Brian Tyler: It depends. Two days ago, it would have been maybe a hundred and forty because of all the musicians playing in the orchestra and the orchestrators and engineers and music editors. But probably I usually have four music editors going all year round and a couple engineers. And here at the studio I have, like, three or four assistants. And then I’m supervising music on different projects. And I almost always have about four or five orchestrators working; there are people here that are responsible for a lot of the technology and making sure systems are running. There are a lot of people working to make things run smoothly because it’s a lot going on.
Q: What’s your biggest dream and how close are you to accomplishing it?
Brian Tyler: I did have very specific goals at first.
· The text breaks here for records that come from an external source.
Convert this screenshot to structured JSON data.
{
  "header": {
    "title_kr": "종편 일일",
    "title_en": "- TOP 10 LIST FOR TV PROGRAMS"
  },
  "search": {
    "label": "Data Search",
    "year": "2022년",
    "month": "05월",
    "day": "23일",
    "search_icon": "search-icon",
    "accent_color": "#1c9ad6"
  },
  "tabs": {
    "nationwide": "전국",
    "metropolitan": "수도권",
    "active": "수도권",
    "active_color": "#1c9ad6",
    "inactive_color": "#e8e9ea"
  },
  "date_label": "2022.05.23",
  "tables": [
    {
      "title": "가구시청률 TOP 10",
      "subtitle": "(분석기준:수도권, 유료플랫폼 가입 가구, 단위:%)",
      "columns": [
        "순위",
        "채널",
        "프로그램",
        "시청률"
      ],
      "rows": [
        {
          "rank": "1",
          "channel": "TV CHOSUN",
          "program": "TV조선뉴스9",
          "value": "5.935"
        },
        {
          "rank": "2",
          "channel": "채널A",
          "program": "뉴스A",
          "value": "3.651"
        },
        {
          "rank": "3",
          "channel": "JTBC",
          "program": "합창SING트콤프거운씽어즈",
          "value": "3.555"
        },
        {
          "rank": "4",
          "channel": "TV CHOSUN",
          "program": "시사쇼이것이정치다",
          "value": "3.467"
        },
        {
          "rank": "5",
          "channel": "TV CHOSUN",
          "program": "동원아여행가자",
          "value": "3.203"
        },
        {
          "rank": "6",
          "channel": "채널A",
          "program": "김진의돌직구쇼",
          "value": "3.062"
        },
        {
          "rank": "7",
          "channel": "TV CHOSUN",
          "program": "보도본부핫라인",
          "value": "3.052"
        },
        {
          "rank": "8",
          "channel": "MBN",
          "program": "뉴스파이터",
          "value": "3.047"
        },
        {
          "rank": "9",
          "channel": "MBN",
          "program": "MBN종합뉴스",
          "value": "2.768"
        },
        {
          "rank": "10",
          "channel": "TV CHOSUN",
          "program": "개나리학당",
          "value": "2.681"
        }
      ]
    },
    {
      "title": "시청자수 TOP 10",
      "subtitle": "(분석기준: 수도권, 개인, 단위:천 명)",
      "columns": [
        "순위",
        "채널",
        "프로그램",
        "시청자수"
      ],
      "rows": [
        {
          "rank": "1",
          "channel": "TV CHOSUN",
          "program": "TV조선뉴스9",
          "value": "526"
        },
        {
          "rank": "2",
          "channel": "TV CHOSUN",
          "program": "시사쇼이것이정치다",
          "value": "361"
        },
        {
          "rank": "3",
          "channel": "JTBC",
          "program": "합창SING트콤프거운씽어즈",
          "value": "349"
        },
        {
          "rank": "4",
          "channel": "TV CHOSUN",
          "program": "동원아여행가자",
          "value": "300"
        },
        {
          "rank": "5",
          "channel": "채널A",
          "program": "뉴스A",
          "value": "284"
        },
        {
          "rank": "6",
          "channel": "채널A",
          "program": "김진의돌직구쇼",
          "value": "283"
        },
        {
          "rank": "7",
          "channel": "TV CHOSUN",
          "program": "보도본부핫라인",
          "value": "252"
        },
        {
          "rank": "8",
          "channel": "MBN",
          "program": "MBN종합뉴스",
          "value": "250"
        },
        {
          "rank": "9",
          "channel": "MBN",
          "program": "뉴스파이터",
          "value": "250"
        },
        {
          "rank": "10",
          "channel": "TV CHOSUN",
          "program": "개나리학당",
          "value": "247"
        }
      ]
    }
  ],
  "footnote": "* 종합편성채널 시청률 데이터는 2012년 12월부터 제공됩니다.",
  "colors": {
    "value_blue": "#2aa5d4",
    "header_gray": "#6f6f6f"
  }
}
I remember saying, ‘I’ll be happy if I write a piece of music that ever gets used in a movie.’ And then it was, ‘I’ll be happy when I go to the theater and I actually see that it says music composed by Brian Tyler on the screen.’ You keep on moving the goal post really forever. You have to enjoy it while you’re doing it and realize you’re just kind of incrementally going through and achieving different goals instead of one primary one. That’s how I’ve approached it lately.
Q: Looking back on your very first film, Bartender, is there something that you learned that you have been applying ever since?
Brian Tyler: On that first film, I had to claw my way out of a giant disaster. I had worked on that score for maybe, eight or nine months, and one day toward the very end, when we were about to finish, all the hard drives, including all the back-ups and double back-ups, were all erased though some virus. I sent the drives to a place that recovers drives from the bottom of oceans with laptops that have sunk with ships and they weren’t even able to recover it.